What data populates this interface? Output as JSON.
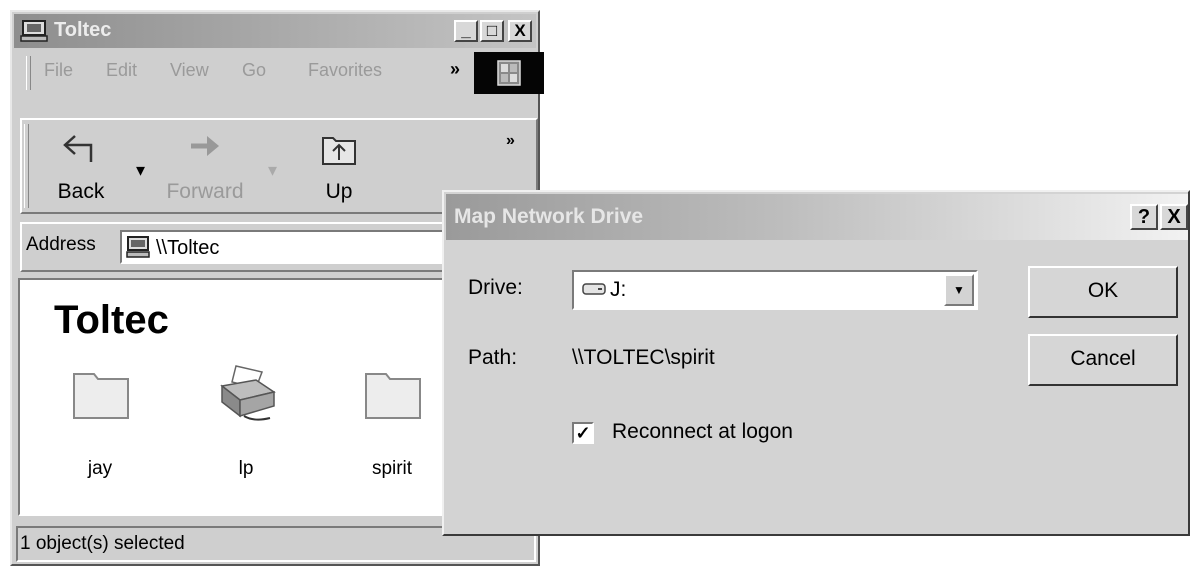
{
  "explorer": {
    "title": "Toltec",
    "menu": [
      "File",
      "Edit",
      "View",
      "Go",
      "Favorites"
    ],
    "menu_more": "»",
    "toolbar": {
      "back": "Back",
      "forward": "Forward",
      "up": "Up",
      "more": "»"
    },
    "address_label": "Address",
    "address_value": "\\\\Toltec",
    "folder_title": "Toltec",
    "items": [
      {
        "name": "jay",
        "icon": "folder-icon"
      },
      {
        "name": "lp",
        "icon": "printer-icon"
      },
      {
        "name": "spirit",
        "icon": "folder-icon"
      }
    ],
    "status": "1 object(s) selected",
    "caption_buttons": {
      "minimize": "_",
      "maximize": "□",
      "close": "X"
    }
  },
  "dialog": {
    "title": "Map Network Drive",
    "help_button": "?",
    "close_button": "X",
    "drive_label": "Drive:",
    "drive_value": "J:",
    "path_label": "Path:",
    "path_value": "\\\\TOLTEC\\spirit",
    "reconnect_label": "Reconnect at logon",
    "reconnect_checked": true,
    "ok_label": "OK",
    "cancel_label": "Cancel"
  },
  "colors": {
    "window": "#cfcfcf",
    "titlebar": "#8e8e8e",
    "content": "#ffffff"
  }
}
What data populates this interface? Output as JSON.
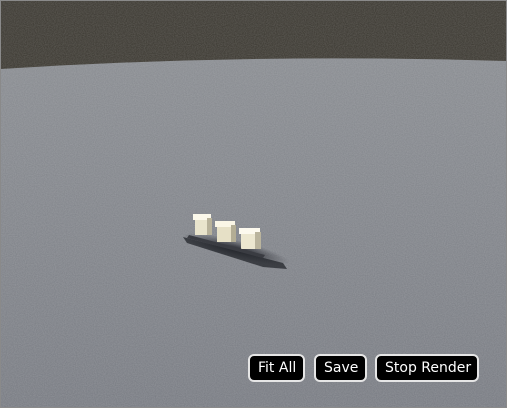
{
  "viewer": {
    "background_top_color": "#3f3c35",
    "ground_color": "#82858b",
    "model_color": "#e8e2c8",
    "shadow_color": "#2a2c33"
  },
  "toolbar": {
    "fit_all_label": "Fit All",
    "save_label": "Save",
    "stop_render_label": "Stop Render"
  }
}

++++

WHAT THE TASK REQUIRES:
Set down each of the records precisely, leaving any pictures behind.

EXERCISE RESULT:
What data populates this interface? Output as JSON.
{
  "explorer": {
    "title": "Toltec",
    "menu": [
      "File",
      "Edit",
      "View",
      "Go",
      "Favorites"
    ],
    "menu_more": "»",
    "toolbar": {
      "back": "Back",
      "forward": "Forward",
      "up": "Up",
      "more": "»"
    },
    "address_label": "Address",
    "address_value": "\\\\Toltec",
    "folder_title": "Toltec",
    "items": [
      {
        "name": "jay",
        "icon": "folder-icon"
      },
      {
        "name": "lp",
        "icon": "printer-icon"
      },
      {
        "name": "spirit",
        "icon": "folder-icon"
      }
    ],
    "status": "1 object(s) selected",
    "caption_buttons": {
      "minimize": "_",
      "maximize": "□",
      "close": "X"
    }
  },
  "dialog": {
    "title": "Map Network Drive",
    "help_button": "?",
    "close_button": "X",
    "drive_label": "Drive:",
    "drive_value": "J:",
    "path_label": "Path:",
    "path_value": "\\\\TOLTEC\\spirit",
    "reconnect_label": "Reconnect at logon",
    "reconnect_checked": true,
    "ok_label": "OK",
    "cancel_label": "Cancel"
  },
  "colors": {
    "window": "#cfcfcf",
    "titlebar": "#8e8e8e",
    "content": "#ffffff"
  }
}
What data populates this interface? Output as JSON.
{
  "viewer": {
    "background_top_color": "#3f3c35",
    "ground_color": "#82858b",
    "model_color": "#e8e2c8",
    "shadow_color": "#2a2c33"
  },
  "toolbar": {
    "fit_all_label": "Fit All",
    "save_label": "Save",
    "stop_render_label": "Stop Render"
  }
}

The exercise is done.